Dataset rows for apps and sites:
|---|

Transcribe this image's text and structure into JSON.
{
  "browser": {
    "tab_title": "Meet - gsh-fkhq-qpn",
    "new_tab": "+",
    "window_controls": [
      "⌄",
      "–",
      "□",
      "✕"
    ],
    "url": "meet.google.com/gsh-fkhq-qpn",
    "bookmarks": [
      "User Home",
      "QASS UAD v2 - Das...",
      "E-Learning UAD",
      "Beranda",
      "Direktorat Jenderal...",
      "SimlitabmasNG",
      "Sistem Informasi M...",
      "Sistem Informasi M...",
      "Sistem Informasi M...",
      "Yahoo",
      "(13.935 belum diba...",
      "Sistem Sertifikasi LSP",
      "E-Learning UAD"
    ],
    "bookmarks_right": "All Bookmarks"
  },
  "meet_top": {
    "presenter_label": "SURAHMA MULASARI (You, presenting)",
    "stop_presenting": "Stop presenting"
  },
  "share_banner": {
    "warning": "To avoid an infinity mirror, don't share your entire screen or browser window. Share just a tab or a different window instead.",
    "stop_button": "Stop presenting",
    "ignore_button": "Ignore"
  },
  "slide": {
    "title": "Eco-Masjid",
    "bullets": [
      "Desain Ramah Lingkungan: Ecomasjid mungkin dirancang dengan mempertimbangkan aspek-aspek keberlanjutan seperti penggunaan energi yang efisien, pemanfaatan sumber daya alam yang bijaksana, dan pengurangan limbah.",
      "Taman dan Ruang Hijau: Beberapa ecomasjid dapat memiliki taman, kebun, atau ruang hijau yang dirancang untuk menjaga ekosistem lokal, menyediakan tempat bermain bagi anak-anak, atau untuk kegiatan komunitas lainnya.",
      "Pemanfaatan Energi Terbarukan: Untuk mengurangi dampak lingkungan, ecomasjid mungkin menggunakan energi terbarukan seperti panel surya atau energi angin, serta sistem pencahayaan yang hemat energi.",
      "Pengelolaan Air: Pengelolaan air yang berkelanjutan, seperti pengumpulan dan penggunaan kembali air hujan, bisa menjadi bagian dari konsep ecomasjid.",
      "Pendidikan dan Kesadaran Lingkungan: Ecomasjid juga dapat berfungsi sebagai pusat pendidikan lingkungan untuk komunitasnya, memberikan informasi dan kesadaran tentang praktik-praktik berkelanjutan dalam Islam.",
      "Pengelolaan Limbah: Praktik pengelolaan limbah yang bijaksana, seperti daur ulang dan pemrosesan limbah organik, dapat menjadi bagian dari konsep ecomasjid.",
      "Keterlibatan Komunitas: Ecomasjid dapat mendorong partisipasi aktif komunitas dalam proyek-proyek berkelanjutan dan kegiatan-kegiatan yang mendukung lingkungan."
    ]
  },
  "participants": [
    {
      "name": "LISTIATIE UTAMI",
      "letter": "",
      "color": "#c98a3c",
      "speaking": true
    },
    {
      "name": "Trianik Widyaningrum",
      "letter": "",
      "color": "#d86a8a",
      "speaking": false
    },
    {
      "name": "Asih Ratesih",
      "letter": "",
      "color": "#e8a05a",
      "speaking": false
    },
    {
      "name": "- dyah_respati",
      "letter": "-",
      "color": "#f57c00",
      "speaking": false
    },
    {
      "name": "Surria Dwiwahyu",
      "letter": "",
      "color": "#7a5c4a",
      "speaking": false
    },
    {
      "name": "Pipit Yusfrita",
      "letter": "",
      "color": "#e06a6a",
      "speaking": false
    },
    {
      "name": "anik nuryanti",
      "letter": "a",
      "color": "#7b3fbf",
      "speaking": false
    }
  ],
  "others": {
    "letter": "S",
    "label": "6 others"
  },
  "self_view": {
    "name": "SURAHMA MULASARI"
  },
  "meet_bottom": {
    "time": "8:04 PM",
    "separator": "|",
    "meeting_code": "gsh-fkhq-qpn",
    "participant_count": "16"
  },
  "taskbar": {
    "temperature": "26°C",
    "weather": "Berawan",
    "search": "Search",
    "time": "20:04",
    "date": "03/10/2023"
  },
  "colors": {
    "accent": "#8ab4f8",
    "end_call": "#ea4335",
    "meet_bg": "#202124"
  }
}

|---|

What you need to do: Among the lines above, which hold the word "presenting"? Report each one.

Result for this task:
    "presenter_label": "SURAHMA MULASARI (You, presenting)",
    "stop_presenting": "Stop presenting"
    "stop_button": "Stop presenting",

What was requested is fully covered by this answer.